My Name Is King Ying

I am currently querying for representation. My Name Is King Ying: One Girl’s Transpacific Quest of Resilience, Survival, and New World Dreams is a first-generation coming of age memoir, a work of Chinese American history told through one family’s experiences.


Through childhood, my mother told me stories of growing up in her father’s Detroit laundry business during the infancy of the automobile industry and later in a Cantonese village on the eve of the Sino-Japanese war. She also spoke of what it was like to survive on her own as a teen waitress in mid-century California.

There were stories of gamblers, an American dream, dashed hopes, dangerous superstitions, war-time privations, folklore, those who take advantage of the economically vulnerable, systemic racism in housing, and toxic cultural expectations relating to sexuality and marriage. However, there were also stories of persistence, resilience, the kindness of guardian angels, and the value of fighting for one’s authentic self.

Growing up in the comfort of an upper middle-class enclave, these stories felt like a mythology, so far removed from my daily experience. However, in later years, the stories became a guiding star for surviving difficulties, feeling compassion, and holding onto dreams. When I decided to set them down, I could hear my mother’s voice so clearly that I wrote the story in the first-person.

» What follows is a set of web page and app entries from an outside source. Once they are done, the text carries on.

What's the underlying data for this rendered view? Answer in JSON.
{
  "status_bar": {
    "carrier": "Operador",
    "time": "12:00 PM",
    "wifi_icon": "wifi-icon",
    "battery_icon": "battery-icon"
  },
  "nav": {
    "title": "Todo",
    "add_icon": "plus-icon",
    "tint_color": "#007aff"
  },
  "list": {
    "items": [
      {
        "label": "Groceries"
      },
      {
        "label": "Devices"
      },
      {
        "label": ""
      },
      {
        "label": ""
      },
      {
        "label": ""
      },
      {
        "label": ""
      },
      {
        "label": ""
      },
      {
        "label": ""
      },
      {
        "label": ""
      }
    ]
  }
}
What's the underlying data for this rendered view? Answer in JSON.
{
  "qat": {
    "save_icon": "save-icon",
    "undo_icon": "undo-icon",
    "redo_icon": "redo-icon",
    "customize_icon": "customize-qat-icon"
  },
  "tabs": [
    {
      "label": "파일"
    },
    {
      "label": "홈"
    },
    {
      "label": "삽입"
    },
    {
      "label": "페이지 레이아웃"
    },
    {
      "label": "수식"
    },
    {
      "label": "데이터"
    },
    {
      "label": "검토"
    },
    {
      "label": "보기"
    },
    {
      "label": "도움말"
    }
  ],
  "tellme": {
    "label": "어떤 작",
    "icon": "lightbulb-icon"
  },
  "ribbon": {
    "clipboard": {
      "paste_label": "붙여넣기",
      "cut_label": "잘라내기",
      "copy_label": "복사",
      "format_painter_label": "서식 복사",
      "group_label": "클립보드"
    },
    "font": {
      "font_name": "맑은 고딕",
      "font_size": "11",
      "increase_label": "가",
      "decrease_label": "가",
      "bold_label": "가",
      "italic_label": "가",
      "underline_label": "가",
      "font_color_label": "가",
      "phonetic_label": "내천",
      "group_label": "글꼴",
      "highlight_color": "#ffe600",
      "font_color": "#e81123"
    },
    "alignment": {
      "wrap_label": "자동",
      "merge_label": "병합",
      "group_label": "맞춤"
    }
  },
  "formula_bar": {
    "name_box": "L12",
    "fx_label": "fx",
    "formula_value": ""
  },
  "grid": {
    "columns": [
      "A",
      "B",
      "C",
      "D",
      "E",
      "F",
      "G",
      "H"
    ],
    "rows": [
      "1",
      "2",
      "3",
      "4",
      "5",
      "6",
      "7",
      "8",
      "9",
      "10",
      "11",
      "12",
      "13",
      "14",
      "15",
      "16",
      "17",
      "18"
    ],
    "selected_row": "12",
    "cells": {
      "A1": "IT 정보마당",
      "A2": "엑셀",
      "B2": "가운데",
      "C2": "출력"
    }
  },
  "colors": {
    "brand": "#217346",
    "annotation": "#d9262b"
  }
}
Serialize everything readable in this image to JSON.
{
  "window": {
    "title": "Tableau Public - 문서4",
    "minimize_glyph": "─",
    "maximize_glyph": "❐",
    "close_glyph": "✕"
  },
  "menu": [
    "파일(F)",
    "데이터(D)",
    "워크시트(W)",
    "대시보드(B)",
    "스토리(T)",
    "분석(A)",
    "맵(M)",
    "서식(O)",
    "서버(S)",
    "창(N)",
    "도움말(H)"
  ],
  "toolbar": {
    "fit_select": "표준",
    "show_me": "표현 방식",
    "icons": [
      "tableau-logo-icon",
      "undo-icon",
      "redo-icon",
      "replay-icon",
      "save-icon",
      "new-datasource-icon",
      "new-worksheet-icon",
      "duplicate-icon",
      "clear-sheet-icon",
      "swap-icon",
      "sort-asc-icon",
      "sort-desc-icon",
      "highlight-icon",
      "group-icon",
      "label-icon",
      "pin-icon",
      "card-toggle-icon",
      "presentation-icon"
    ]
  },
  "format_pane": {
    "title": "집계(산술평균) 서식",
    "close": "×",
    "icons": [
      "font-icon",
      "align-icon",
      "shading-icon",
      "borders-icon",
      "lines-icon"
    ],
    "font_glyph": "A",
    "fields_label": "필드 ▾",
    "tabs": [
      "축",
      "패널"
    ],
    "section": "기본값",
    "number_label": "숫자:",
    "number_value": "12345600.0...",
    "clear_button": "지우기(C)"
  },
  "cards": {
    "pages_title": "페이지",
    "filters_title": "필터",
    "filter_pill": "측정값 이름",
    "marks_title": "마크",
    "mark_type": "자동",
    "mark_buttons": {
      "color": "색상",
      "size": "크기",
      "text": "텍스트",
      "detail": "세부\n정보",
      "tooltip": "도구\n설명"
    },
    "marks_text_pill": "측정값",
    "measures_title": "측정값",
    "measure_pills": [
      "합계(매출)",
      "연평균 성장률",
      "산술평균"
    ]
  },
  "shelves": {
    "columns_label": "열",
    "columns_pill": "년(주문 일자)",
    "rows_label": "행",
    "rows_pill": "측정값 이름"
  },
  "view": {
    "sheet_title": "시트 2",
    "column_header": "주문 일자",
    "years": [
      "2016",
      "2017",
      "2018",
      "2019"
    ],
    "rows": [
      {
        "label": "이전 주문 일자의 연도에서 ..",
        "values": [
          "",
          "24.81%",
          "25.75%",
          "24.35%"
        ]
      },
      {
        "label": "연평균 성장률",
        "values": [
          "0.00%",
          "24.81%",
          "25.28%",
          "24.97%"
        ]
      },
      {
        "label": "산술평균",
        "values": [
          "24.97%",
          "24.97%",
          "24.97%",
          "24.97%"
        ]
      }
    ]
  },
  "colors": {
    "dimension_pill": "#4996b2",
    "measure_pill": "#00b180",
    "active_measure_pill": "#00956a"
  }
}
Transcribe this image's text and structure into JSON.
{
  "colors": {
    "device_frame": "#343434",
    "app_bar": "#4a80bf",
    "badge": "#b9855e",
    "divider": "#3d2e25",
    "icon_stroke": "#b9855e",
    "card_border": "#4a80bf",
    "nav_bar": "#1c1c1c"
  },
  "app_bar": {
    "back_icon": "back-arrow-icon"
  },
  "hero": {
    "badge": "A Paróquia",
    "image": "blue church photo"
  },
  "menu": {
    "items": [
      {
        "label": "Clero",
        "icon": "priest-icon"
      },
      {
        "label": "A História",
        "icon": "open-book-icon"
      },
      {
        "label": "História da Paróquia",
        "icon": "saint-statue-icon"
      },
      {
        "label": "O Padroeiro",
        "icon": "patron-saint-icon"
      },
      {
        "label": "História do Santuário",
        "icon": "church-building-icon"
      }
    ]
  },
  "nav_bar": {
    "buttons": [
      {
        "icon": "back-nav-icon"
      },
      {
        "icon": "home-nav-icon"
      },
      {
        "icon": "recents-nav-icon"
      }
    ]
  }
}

A brief description:

King Ying is one of eight living in a one-bedroom apartment behind her father’s laundry business in Depression-era Detroit. As the eldest child, she stands on a box to fold and iron clothes. She wishes she could understand her teacher, make friends at school where racist taunts sting her, and make her father slap her less when she just wants to fit into American culture.

Someday, she vows, she’ll own a real home and dress with the elegance of her Jane Arden paper dolls. But when disaster strikes, she and siblings are sent far from her hopes to China to live with a new stepmother. In the remote village of Tai Ting Pong, she feels as foreign in the land of her heritage as she did in the country of her birth and must overcome hunger, a deadly superstition, and Japanese invasion before pursuing the American dream. 

This narrative nonfiction debut record’s one girl’s transpacific coming of age odyssey. In a similar vein to Amy Tan’s The Bonesetter’s Daughter, Abdi Nor Iftin’s Call Me American, and Kao Kalia Yang’s The Song PoetMy Name is King Ying: One Girl’s Transpacific Quest of Resilience, Survival, and New World Dreams is a hauntingly beautiful and universal story of identity, courage, and perseverance.